replicas of the production database let us run sophisticated reports
without affecting the performance of the core application.” This
approach also provides Lyris with higher availability, because one of
the many replicas can take over processing automatically if necessary, allowing marketers rock-solid application reliability and access
to up-to-the-minute reports that measure the impact of their digital
Singh also points out how much information and support is available to the MySQL developer and DBA communities, not only from
Oracle but also from MySQL internet support channels, newsgroups,
community forums, and the like. “MySQL is really easy to monitor,
manage, and maintain. And, you don’t necessarily need high-end
hardware,” says Singh.
Singh doesn’t foresee any future problems scaling his MySQL
solution to meet his company’s evolving needs. “It’s pretty simple.
Our product wouldn’t function without MySQL,” says Singh. “No
matter how our business evolves in the future, I’m certain MySQL
will be a part of it, especially given how well it plays with emerging big
The Spatial Eye product portfolio includes a spatial data ware-
house application and an application called Call Before You Dig.
Spatial Eye Call Before You Dig is an off-the-shelf solution that can
be configured and customized for various communication processes
(phone, fax, e-mail) and datasources.
TOOLS FOR TOMORROW
Regardless of which tools developers use to create the next generation of applications, development will still revolve around the data
held in relational databases, such as Oracle Database and MySQL.
“SQL is still the backbone of the industry,” says Oracle’s Hichwa. It’s
still a very effective way to manipulate data, he adds, noting Oracle’s
goal is to make sure “developers have the best experience possible
when creating applications that target Oracle databases.”
DIGGING DEEPER WI TH ORACLE DATA PROVIDER FOR .NET
Although Web-based delivery is the wave of the future for many applications, the approach is not a one-size-fits-all solution.
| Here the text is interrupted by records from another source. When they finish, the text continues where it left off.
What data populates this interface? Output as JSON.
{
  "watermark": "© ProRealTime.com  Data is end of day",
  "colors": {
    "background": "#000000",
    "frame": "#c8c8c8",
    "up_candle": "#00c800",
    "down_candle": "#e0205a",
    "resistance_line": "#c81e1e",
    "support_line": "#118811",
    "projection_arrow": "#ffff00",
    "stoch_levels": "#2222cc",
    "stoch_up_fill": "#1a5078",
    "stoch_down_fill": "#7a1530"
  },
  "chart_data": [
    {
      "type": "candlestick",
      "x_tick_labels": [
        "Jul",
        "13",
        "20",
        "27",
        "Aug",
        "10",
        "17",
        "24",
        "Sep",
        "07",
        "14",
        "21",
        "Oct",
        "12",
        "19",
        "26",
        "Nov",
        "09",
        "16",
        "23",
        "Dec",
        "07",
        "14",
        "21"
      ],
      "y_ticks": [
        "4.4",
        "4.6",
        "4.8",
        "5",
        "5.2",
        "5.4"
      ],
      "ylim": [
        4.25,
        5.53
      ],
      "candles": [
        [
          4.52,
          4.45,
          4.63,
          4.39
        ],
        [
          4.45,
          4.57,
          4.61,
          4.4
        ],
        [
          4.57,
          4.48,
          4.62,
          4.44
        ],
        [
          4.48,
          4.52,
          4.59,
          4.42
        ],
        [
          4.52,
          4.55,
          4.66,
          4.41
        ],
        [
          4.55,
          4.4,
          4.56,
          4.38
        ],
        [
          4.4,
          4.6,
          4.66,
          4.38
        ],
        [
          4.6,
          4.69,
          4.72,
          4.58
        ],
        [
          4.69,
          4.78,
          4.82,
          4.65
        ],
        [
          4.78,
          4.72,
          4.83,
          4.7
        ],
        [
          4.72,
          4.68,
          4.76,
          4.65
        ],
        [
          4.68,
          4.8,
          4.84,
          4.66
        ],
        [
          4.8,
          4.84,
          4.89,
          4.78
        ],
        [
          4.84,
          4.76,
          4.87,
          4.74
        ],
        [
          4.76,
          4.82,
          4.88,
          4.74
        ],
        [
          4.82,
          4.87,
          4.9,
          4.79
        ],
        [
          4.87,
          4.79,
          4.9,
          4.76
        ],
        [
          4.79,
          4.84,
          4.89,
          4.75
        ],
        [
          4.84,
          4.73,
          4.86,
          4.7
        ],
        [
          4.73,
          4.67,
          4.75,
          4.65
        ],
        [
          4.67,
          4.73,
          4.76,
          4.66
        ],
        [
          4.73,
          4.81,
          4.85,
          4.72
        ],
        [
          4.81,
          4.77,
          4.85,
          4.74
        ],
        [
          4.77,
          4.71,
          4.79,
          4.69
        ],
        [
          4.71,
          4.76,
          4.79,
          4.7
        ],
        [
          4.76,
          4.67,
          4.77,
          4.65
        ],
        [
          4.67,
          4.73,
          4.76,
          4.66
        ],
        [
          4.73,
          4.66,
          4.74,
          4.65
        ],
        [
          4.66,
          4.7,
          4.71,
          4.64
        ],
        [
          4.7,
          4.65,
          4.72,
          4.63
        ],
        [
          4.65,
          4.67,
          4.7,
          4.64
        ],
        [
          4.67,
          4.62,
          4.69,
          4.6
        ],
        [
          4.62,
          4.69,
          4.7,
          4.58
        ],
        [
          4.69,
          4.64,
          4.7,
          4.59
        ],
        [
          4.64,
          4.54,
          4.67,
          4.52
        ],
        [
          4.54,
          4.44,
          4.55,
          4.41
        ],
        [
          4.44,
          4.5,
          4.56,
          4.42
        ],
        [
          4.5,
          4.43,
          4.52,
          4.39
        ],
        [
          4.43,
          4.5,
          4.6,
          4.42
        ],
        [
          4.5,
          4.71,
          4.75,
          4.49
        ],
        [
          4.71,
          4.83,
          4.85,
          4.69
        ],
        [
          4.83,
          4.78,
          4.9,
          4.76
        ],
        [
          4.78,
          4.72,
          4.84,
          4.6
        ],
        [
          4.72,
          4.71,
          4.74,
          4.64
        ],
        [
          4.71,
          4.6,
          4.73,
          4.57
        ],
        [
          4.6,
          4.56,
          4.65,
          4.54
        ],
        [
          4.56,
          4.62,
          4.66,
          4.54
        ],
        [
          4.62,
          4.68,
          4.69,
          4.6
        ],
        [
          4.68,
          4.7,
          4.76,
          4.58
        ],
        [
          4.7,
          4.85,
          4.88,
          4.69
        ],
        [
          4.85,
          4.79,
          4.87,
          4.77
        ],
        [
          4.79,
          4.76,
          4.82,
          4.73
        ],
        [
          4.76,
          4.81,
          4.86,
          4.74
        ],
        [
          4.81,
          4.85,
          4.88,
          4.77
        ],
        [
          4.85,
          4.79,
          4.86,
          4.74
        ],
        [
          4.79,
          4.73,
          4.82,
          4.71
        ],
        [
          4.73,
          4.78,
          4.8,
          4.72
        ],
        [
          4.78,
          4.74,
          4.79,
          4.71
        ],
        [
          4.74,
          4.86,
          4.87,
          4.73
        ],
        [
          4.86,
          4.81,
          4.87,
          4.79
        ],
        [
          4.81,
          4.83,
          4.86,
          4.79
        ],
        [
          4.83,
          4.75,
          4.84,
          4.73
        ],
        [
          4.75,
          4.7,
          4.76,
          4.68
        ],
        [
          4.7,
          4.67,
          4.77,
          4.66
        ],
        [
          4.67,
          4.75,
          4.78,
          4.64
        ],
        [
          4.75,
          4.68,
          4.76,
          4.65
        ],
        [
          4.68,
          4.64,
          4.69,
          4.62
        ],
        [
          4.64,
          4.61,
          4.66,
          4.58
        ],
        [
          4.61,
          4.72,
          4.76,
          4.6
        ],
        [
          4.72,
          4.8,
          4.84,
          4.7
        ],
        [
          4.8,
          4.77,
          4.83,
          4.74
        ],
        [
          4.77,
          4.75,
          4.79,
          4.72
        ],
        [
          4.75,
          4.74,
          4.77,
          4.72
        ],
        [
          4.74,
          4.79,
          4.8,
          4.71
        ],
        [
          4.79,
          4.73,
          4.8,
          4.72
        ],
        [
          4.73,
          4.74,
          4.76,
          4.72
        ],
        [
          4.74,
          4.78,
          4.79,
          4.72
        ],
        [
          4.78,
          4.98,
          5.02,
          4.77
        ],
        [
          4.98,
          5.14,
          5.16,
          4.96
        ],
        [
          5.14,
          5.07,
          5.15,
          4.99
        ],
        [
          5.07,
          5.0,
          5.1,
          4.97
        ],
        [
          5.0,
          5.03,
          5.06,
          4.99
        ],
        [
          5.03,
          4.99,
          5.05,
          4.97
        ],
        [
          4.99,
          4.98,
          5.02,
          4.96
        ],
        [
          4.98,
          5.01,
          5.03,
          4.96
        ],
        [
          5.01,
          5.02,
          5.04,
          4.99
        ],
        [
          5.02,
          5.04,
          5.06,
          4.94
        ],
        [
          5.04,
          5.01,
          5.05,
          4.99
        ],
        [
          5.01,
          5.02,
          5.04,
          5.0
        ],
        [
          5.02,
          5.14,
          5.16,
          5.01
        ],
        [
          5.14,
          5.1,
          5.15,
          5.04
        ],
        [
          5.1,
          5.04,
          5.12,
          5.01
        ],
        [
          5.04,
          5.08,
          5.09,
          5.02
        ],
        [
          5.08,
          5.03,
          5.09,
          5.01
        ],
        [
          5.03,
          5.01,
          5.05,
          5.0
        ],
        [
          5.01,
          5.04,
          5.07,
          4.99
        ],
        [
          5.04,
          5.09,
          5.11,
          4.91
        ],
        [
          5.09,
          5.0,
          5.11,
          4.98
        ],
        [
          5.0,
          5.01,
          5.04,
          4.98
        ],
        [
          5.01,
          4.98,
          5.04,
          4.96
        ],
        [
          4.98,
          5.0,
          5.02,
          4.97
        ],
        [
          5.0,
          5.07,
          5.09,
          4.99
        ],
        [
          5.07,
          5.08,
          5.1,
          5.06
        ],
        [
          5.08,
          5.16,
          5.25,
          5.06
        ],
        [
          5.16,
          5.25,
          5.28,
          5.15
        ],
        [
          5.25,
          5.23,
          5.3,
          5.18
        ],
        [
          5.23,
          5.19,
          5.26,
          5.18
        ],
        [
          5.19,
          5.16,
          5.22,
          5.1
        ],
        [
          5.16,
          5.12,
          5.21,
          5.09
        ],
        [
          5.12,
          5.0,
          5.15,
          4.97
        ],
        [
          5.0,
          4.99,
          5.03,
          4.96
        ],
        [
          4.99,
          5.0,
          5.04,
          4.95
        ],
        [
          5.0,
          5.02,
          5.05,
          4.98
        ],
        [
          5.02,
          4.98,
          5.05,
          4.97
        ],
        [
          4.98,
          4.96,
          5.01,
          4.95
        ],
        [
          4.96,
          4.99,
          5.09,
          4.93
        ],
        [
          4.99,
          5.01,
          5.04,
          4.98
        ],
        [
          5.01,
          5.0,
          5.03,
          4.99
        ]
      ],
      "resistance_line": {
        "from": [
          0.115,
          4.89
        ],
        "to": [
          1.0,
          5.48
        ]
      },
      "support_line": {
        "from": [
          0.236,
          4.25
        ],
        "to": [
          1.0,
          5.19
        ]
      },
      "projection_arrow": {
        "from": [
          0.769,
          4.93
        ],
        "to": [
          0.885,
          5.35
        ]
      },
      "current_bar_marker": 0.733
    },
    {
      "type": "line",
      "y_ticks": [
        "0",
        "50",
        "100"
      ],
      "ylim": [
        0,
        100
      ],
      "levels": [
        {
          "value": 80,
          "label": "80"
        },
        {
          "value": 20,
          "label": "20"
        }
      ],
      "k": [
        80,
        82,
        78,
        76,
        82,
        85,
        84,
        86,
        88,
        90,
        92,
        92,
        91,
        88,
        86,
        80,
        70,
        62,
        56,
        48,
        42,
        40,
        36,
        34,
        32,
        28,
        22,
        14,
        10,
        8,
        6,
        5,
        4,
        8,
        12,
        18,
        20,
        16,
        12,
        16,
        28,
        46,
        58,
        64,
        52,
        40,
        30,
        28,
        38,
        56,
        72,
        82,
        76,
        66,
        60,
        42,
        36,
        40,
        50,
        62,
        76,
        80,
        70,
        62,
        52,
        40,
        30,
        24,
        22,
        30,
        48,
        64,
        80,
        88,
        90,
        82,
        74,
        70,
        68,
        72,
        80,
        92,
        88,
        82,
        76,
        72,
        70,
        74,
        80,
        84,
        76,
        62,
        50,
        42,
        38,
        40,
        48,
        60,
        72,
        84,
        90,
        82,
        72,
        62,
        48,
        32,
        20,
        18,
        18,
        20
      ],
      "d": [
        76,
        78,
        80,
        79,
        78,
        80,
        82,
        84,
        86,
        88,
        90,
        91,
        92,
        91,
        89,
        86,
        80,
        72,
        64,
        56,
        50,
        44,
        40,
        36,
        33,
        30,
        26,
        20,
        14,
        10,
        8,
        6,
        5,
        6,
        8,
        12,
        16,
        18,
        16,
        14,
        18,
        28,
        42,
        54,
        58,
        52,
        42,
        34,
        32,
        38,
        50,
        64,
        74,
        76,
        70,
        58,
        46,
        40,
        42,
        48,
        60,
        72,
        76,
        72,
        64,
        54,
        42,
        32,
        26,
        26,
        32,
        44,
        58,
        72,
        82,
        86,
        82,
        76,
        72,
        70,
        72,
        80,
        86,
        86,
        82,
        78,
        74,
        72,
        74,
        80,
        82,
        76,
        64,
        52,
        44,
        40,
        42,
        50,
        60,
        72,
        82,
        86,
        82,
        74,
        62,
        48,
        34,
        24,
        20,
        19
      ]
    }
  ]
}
For example,
independent software vendor and Oracle partner Spatial Eye, located
in the Netherlands, uses Microsoft tools and technologies such as
Microsoft . NE T to develop Microsoft Windows–based applications for
For integration with Oracle databases, Spatial Eye’s Windows-
based solutions rely on Oracle Data Provider for . NE T (ODP. NET) to
move data. “From a developer perspective, ODP.NET is very easy to
use,” says Patrick van Dijk, lead developer and architect at Spatial
Eye. “ ODP.NET integrates very well with our environments.”
Users of Spatial Eye software include utility companies, such as
power, water, and telecom, and also municipalities and other agen-
cies that may have underground physical assets that need to be iden-
tified and managed.
David A. Kelly ( davidakelly.com) is a business, technology, and travel
writer who lives in West Newton, Massachusetts.
READ more about
Oracle Database 11g Release 2
Oracle Application Express
Oracle SQL Developer
Oracle Data Provider for . NE T
dynamic scripting languages
JULY/AUGUS T 2012 ORACLE. COM/ORACLEMAGAZINE